So the first thing you do, chock the wheels and ensure that you have system pressure over 100 pounds and release the parking brakes on the unit.
Review of Procedure
Then you come out, you determine that it is in fact out of adjustment, you determine which way the S-cam has to rotate to make a brake application, think of it like a wrench on a nut.
So you just, whichever way the push rod extends out of the brake chamber just follow that around and that's the direction that the, you're going to turn the adjusting nut so the S-cam rotates in the direction of the brake application as you saw here when we did this one here.
So you release the locking sleeve over the nut, turn the adjusting nut so the S-cam rotates in the same direction as the brake application, turn it until it goes tight, if you turn it more than one or two full revolutions you're probably going the wrong way.
So once it goes snug then you take your pry bar, pry on the push rod, it should not extend out of the brake chamber because you've manually applied the brake, and then at that point you take the adjusting nut and you back it off a quarter to a half a turn.

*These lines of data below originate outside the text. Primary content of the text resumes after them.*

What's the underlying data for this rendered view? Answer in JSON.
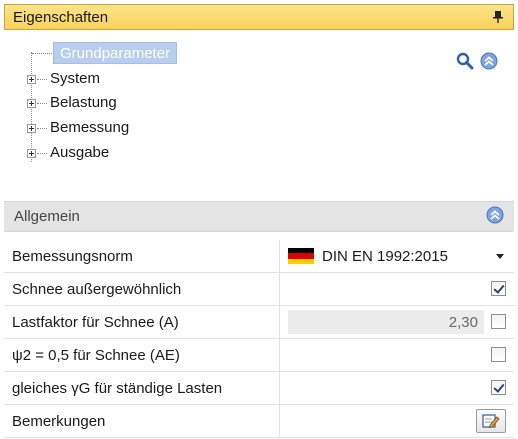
{
  "panel": {
    "title": "Eigenschaften",
    "colors": {
      "title_bg": "#f8d25c",
      "selected_node": "#b9cdee",
      "accent_blue": "#4a74c9"
    }
  },
  "tree": {
    "selected": "Grundparameter",
    "items": [
      "System",
      "Belastung",
      "Bemessung",
      "Ausgabe"
    ]
  },
  "section": {
    "title": "Allgemein"
  },
  "properties": [
    {
      "label": "Bemessungsnorm",
      "value": "DIN EN 1992:2015",
      "type": "dropdown",
      "icon": "german-flag-icon"
    },
    {
      "label": "Schnee außergewöhnlich",
      "type": "checkbox",
      "checked": true
    },
    {
      "label": "Lastfaktor für Schnee (A)",
      "value": "2,30",
      "type": "readonly-checkbox",
      "checked": false
    },
    {
      "label": " ψ2 = 0,5 für Schnee (AE)",
      "type": "checkbox",
      "checked": false
    },
    {
      "label": "gleiches γG für ständige Lasten",
      "type": "checkbox",
      "checked": true
    },
    {
      "label": "Bemerkungen",
      "type": "edit-button",
      "icon": "edit-icon"
    }
  ]
}
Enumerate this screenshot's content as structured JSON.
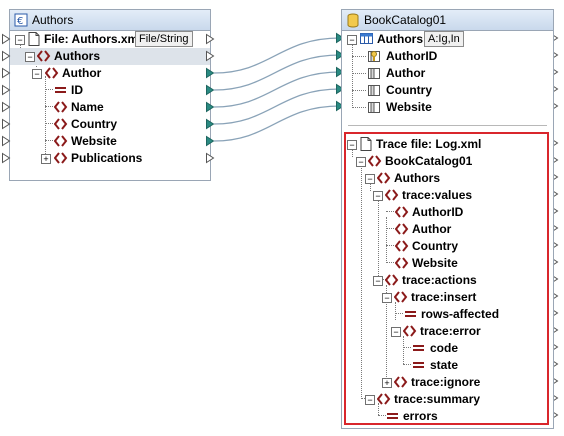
{
  "authors_component": {
    "title": "Authors",
    "file_label": "File: Authors.xml",
    "file_button": "File/String",
    "tree": [
      {
        "label": "Authors",
        "icon": "element-icon"
      },
      {
        "label": "Author",
        "icon": "element-icon"
      },
      {
        "label": "ID",
        "icon": "attribute-icon"
      },
      {
        "label": "Name",
        "icon": "element-icon"
      },
      {
        "label": "Country",
        "icon": "element-icon"
      },
      {
        "label": "Website",
        "icon": "element-icon"
      },
      {
        "label": "Publications",
        "icon": "element-icon"
      }
    ]
  },
  "db_component": {
    "title": "BookCatalog01",
    "table_label": "Authors",
    "table_button": "A:Ig,In",
    "columns": [
      "AuthorID",
      "Author",
      "Country",
      "Website"
    ],
    "trace_file": "Trace file: Log.xml",
    "trace_tree": {
      "root": "BookCatalog01",
      "authors": "Authors",
      "values": "trace:values",
      "value_items": [
        "AuthorID",
        "Author",
        "Country",
        "Website"
      ],
      "actions": "trace:actions",
      "insert": "trace:insert",
      "rows_affected": "rows-affected",
      "error": "trace:error",
      "code": "code",
      "state": "state",
      "ignore": "trace:ignore",
      "summary": "trace:summary",
      "errors": "errors"
    }
  },
  "colors": {
    "connector": "#8aa3b8",
    "connector_arrow": "#2a8a82",
    "highlight_box": "#d9262c",
    "element_icon": "#8b1a1a"
  }
}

Usually just about a third is really good, that's generally the best.
So you back it off, make sure the locking sleeve re-engages and then take your pry bar and make sure that it's within adjustment and if you're doing the pry bar method it shouldn't come out of the brake chamber more than the width of our thumb nail.
Adjust Both Brakes Across the Axle
And then finally, if you do one on one side of the axle you'll have to go over and do the other one on the other side of the axle.
So that's how you adjust a manual slack adjuster for the purposes of a CDL license test.
Question for my Smart Drivers:
After you got your CDL license have you ever adjusted up a manual slack adjuster?
Leave a comment down in the comment section there, all of that helps out the new drivers working towards getting their CDL license. If you like what you see here share, subscribe, leave a comment down in the comment section, as well, hit that thumbs up button!
Check out all the videos here on the channel if you're working towards a license or starting a career as a truck or bus driver. Lots of great information here, as well, head over to my website, awesome information over at my website and tremendous online courses that you can purchase.
As well, the air brake course is available over there that you can purchase and take.
And in May 2017 we're bringing out Air Brakes Explained Simply, it updates the forty-year-old air brake manuals in North America that are currently in circulation as well it has 100 multiple choice questions that you will find on a CDL license exam.
So look for that in May 2017. I'm Rick with Smart Drive Test, thanks very much for watching, good luck on your road test, and remember, pick the best answer, not necessarily the right answer. Have a great day, bye now.